Mother’s Day Origins
The second Sunday of May for as long as I can remember has always presented an interesting conundrum for me. It’s almost an early practice run for Christmas time. If you didn’t know, this Sunday the entire nation will be “celebrating” Mother’s Day.
In Harlem, many will begin this day by accompanying their mother to church to show mom how grateful to God you are for her. The Pastor will have his pick from a good batch of heroine mothers in the Bible. There’s the virtuous woman from Proverbs, the story of Ana who promised her son Samuel to God in exchange for the miracle of childbirth, or the story of the two women who both claimed to be the mother of a child before King Solomon.
Church will be followed by a nice lunch or dinner somewhere special. That’s not so hard is it?! The hard part is finding what to buy mom. If your mother is anything like my mother, the task becomes nearly impossible. That’s because my mother is one of those with very little attachments to earthly posessions. You’d think this would be admirable and pious, but it makes buying any kinds of gift a big headache. She makes her own perfumes and soaps so I can’t get her any of that. She’s lost weight and has rediscovered all sorts of unused clothes that she now fits into so I can’t get her any dresses. These days we (her kids) do our own cooking so it’s not like she’s laboring in the kitchen enough to warrant a new set of pots. Like I said…impossible! I’m sure every son and daughter in Harlem is feeling their own pressure to find mom the right gift. (Quick tip: If you’re mother is one of those old-school church goers, you can’t go wrong with a brand new Sunday hat.)
Amidst all the craziness I ask myself, ‘Who the heck came up with this holiday?’. It was actually imported over from Mother Britain not long after the American Civil War by a woman named Julia Ward Howe. Julia was born in NYC to well-to-do family. Appalled by the carnage wrought on by the American Civil War, Julia called on mother’s everywhere to unite against war. She wrote her famous Mother’s Day Proclamation in 1870 where she called on women to become pioneers of change in their political environment around them and foster peace.
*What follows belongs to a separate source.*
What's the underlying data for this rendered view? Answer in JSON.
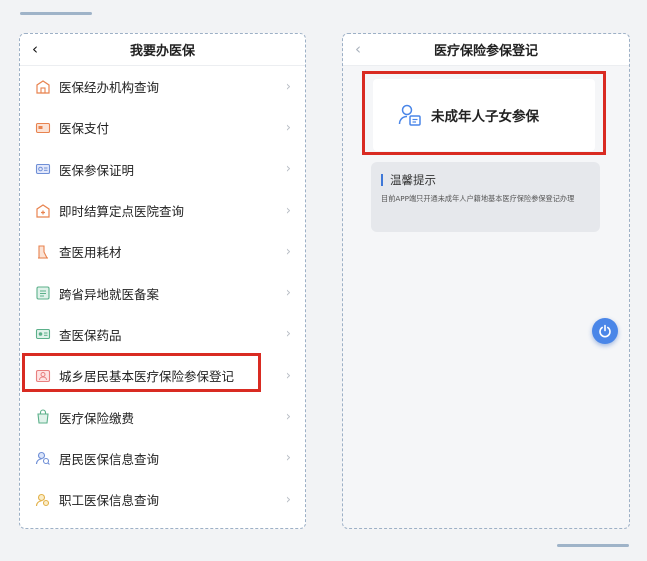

Despite her fervor and the amount of women she had rallied behind her, she was unsuccessful in getting an official recognition of Mother’s Day.
Another woman named Ann Jarvis who also organized women to promote sanitary conditions on both sides of the Civil War was a Sunday School teacher in a church in West Virginia where Mother’s day was first celebrated. The “fire” caught on to many other states and in 1912, President Woodrow Wilson declared it a national holiday. It was established as a memorial day where American citizens can honor those mothers who had lost children to the war. The years to follow brought on the over-commercialization of mother’s day to the point where descendants of Ann Jarvis became staunch opponents of what it had become.
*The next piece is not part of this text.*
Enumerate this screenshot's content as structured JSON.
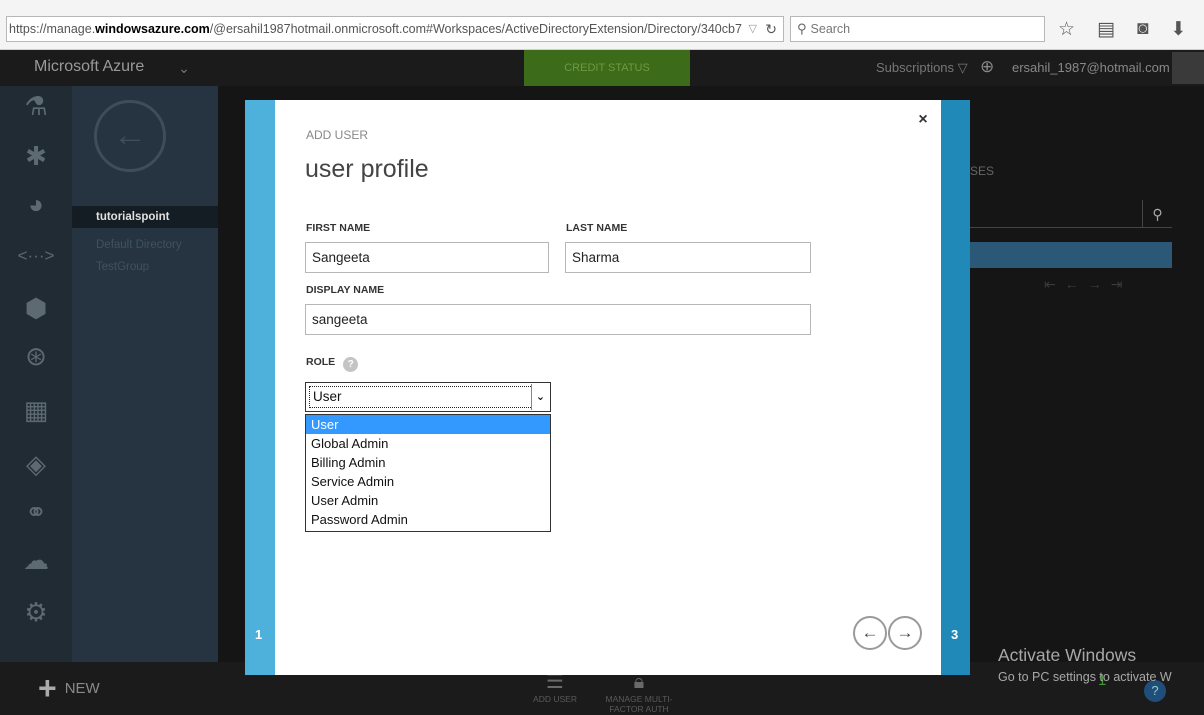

So, it is now 2008. We are yet again a nation at war in Iraq and (though mentioned to a much lesser extent) Afghanistan. And with Sunday coming up you will see a flurry of commercials telling you, in not-so-many-words, to “Go out and buy mom something nice if you really love her!” You will also find those who will blast the media and big companies for preying on Americans’ sentiments for a couple of extra bucks. I, for one, am of the belief that things can be modernized, jazzed up, and reinterpreted to match the needs of the new generation so long as the foundation remains undisturbed. There is nothing insincere about taking your mother out to a fancy dinner on Sunday, getting her some new jewelry, or buying her that new set of cooking pots that she hinted at some months ago. Anything that favors honoring our mothers is to be praised. Plus, we are teetering on the edge of a recession.
However, let us not forget that Mother’s Day was founded on two main principles. One, that we as a nation should be a leader of peace as much as reasonably possible. Two, we should honor those mothers who have sons and daughters on active duty abroad, especially those whose children have lost their lives at war. It should also be a reminder of the roots that many women pioneers have laid to ensure women’s equality and suffrage rights and of the road that is left to pave.
Finally, I would like to wish all mothers and mothers-to-be a blessed Mother’s Day.